Over at Commentary, there is a post about Eskom's affirmative action policies. While I don't know whether the complaint has any merit, it did get me thinking about affirmative action in general.
I recently met a financial advisor, who happened to be black. He was a fairly pleasant person, but he didn't give me good advice. In fact, he didn't give me any advice at all. I still seriously considered giving him my business, because I felt sorry for him, because he was black and previously disadvantaged.
I am sure that there are black financial advisors who are highly competent, and white financial advisors who are totally incompetent. But if a white advisor had given the same level of service as the person who I met, I would not have even dreamed of entrusting him with my money.
Fortunately, I met another advisor who gave much better advice, and I appointed him instead.
I had lower expectations of blacks than of whites, and so I was willing to excuse poor service merely because the person was black. This kind of attitude, perpetuated by affirmative action, cannot be good for South Africa as a whole, nor is it useful for those who truly want to compete on an equal footing.
Which brings us back to Eskom, and affirmative action in technical fields: the laws of physics and engineering are hard and unforgiving and offer no quarter to the forces of political correctness.
In "softer" fields, incompetence can be overlooked in the name of political correctness, but if a road falls apart due to poor maintenance, or a generator breaks down due to negligence it's pretty hard to make excuses, since the mess is visible for all to see.
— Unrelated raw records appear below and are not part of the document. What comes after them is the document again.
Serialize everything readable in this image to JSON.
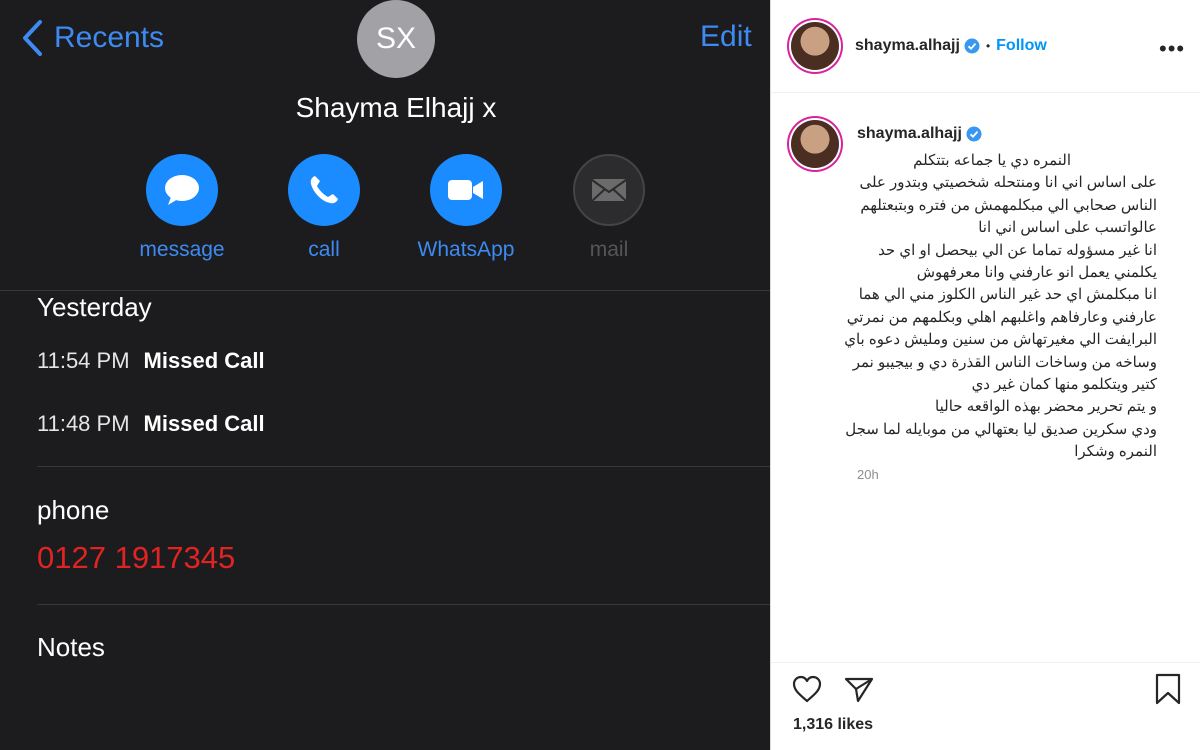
{
  "contact": {
    "back_label": "Recents",
    "edit_label": "Edit",
    "initials": "SX",
    "name": "Shayma Elhajj x",
    "actions": [
      {
        "label": "message",
        "icon": "message-bubble-icon",
        "enabled": true
      },
      {
        "label": "call",
        "icon": "phone-icon",
        "enabled": true
      },
      {
        "label": "WhatsApp",
        "icon": "video-icon",
        "enabled": true
      },
      {
        "label": "mail",
        "icon": "envelope-icon",
        "enabled": false
      }
    ],
    "history_header": "Yesterday",
    "calls": [
      {
        "time": "11:54 PM",
        "status": "Missed Call"
      },
      {
        "time": "11:48 PM",
        "status": "Missed Call"
      }
    ],
    "phone_label": "phone",
    "phone_number": "0127 1917345",
    "notes_label": "Notes"
  },
  "instagram": {
    "username": "shayma.alhajj",
    "follow_label": "Follow",
    "separator": "•",
    "more_label": "•••",
    "caption_lines": [
      "النمره دي يا جماعه بتتكلم",
      "على اساس اني انا ومنتحله شخصيتي وبتدور على",
      "الناس صحابي الي مبكلمهمش من فتره وبتبعتلهم",
      "عالواتسب على اساس اني انا",
      "انا غير مسؤوله تماما عن الي بيحصل او اي حد",
      "يكلمني يعمل انو عارفني وانا معرفهوش",
      "انا مبكلمش اي حد غير الناس الكلوز مني الي هما",
      "عارفني وعارفاهم واغلبهم اهلي وبكلمهم من نمرتي",
      "البرايفت الي مغيرتهاش من سنين ومليش دعوه باي",
      "وساخه من وساخات الناس القذرة دي و بيجيبو نمر",
      "كتير ويتكلمو منها كمان غير دي",
      "و يتم تحرير محضر بهذه الواقعه حاليا",
      "ودي سكرين صديق ليا بعتهالي من موبايله لما سجل",
      "النمره وشكرا"
    ],
    "time_ago": "20h",
    "likes": "1,316 likes",
    "colors": {
      "link": "#0095f6",
      "text": "#262626",
      "muted": "#8e8e8e"
    }
  },
  "colors": {
    "ios_bg": "#1c1c1e",
    "ios_blue": "#3d8bf2",
    "missed_red": "#e02323"
  }
}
The hard failures we are seeing in the engineering sector may not actually be related to affirmative action, but they are visible (and very difficult to cover up), and they do highlight the need for hiring only the best, and most competent people, regardless of race.